* Your objective
From the entries below, tally the lines with "Metamorphosis" in them and reply with that figure only.

* Data provided

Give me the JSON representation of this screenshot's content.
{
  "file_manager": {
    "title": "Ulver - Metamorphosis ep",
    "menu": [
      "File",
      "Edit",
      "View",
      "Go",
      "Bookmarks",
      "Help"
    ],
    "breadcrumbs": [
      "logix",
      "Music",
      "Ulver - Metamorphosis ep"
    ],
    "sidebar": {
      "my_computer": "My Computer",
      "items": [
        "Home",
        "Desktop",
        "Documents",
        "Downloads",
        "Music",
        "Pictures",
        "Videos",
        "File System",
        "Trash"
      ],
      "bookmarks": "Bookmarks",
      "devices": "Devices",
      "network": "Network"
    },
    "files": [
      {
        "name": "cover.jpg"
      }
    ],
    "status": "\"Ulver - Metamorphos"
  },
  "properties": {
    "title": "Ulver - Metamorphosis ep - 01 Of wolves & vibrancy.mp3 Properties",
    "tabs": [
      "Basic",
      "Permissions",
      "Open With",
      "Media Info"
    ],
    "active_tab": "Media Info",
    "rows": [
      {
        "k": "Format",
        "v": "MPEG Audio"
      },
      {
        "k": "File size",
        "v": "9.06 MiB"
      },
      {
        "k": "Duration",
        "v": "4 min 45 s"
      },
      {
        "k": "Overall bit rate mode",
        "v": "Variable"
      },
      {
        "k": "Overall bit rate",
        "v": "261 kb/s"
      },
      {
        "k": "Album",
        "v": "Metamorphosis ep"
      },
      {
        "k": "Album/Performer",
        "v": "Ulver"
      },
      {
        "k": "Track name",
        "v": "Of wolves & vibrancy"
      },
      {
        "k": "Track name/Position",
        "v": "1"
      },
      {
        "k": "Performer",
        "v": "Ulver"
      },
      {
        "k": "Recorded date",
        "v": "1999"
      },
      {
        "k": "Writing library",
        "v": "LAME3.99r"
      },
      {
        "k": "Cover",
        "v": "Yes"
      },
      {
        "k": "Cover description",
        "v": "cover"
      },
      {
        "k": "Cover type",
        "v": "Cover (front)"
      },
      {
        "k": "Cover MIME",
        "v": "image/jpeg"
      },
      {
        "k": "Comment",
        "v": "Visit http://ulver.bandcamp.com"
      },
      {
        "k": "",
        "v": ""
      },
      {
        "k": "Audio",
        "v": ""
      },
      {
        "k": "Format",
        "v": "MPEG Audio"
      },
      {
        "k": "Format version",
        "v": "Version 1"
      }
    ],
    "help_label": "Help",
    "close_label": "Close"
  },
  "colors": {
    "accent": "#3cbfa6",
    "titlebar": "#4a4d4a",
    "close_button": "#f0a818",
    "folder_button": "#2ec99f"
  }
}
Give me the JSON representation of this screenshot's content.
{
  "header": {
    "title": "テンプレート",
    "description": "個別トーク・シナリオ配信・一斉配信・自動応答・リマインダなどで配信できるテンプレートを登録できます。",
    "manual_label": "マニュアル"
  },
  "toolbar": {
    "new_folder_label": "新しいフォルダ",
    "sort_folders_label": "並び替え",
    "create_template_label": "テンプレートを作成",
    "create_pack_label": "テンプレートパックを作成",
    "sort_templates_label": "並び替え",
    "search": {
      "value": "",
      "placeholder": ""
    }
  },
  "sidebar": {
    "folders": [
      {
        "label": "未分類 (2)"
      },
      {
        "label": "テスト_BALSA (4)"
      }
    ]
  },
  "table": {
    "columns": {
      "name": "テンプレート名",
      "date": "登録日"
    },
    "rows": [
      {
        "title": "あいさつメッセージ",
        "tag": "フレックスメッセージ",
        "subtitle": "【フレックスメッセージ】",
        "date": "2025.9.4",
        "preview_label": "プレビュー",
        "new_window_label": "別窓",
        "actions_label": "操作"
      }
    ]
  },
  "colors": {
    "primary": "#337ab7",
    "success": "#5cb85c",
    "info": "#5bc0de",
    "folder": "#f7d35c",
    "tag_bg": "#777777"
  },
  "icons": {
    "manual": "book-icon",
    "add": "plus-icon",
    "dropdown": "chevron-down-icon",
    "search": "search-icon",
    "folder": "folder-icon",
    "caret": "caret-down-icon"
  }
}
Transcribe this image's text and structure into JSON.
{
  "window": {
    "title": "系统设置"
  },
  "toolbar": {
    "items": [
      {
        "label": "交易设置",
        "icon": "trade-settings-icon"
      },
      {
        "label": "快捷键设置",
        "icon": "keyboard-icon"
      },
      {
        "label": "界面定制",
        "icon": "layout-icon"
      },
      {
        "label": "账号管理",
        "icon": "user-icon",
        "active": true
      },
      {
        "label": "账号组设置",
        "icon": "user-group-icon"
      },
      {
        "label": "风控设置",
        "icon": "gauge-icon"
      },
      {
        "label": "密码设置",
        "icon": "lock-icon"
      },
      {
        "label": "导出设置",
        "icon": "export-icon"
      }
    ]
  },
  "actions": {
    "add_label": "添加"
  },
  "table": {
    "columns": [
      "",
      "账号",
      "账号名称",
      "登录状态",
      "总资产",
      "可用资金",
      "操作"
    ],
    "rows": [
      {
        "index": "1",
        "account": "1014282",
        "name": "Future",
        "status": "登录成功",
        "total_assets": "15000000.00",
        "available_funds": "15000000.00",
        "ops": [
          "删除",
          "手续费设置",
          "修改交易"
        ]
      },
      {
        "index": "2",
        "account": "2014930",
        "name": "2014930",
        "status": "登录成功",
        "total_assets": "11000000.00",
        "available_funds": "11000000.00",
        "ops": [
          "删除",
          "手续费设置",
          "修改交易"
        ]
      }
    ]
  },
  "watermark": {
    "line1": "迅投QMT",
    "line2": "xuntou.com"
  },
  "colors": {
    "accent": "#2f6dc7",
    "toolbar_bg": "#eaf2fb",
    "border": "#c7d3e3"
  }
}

* Solution
4